::: Recorded information

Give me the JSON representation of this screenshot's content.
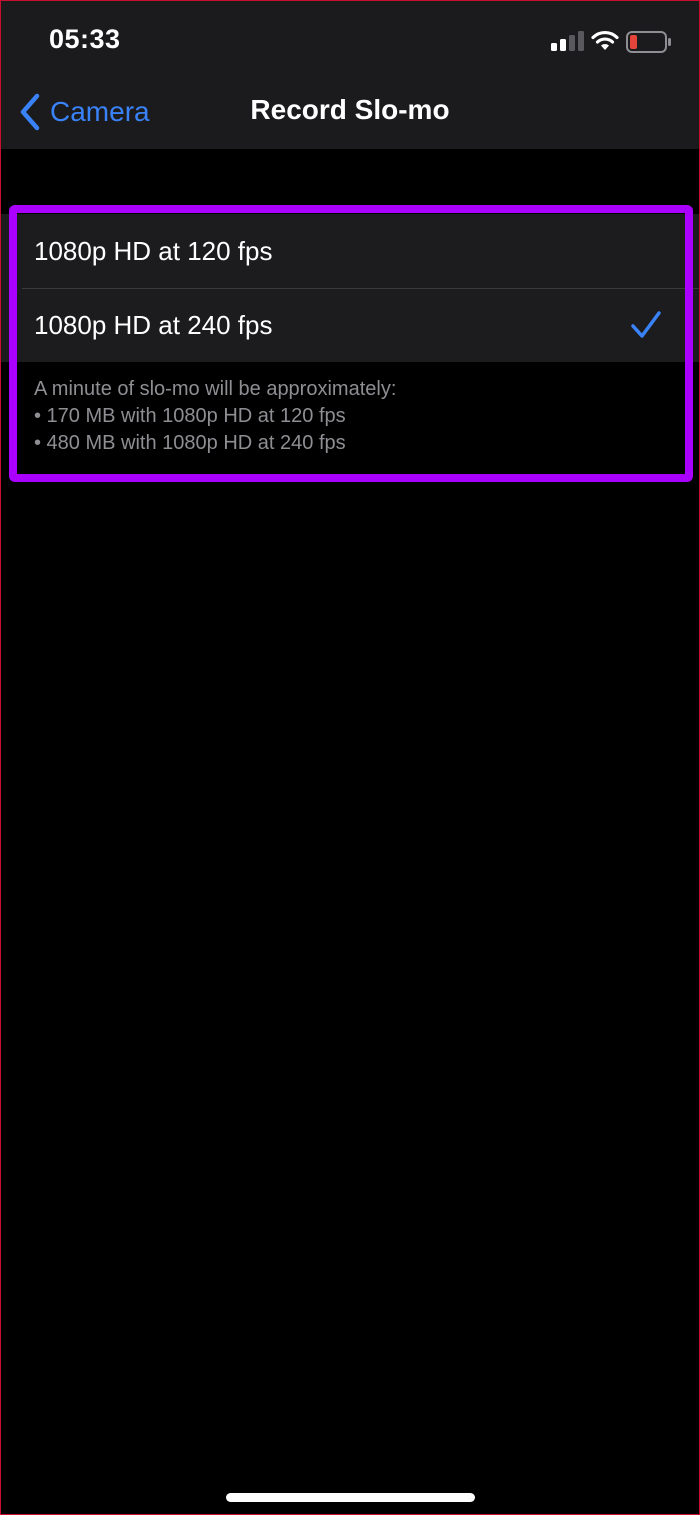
{
  "status_bar": {
    "time": "05:33",
    "icons": [
      "signal-icon",
      "wifi-icon",
      "battery-icon"
    ],
    "battery_color": "#e5443b"
  },
  "nav": {
    "back_label": "Camera",
    "back_icon": "chevron-left-icon",
    "title": "Record Slo-mo",
    "accent_color": "#3a82f7"
  },
  "options": [
    {
      "label": "1080p HD at 120 fps",
      "selected": false
    },
    {
      "label": "1080p HD at 240 fps",
      "selected": true
    }
  ],
  "footer": {
    "lines": [
      "A minute of slo-mo will be approximately:",
      "• 170 MB with 1080p HD at 120 fps",
      "• 480 MB with 1080p HD at 240 fps"
    ]
  },
  "highlight_color": "#aa00ff"
}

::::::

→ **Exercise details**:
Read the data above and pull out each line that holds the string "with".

→ **Expected answer**:
      "• 170 MB with 1080p HD at 120 fps",
      "• 480 MB with 1080p HD at 240 fps"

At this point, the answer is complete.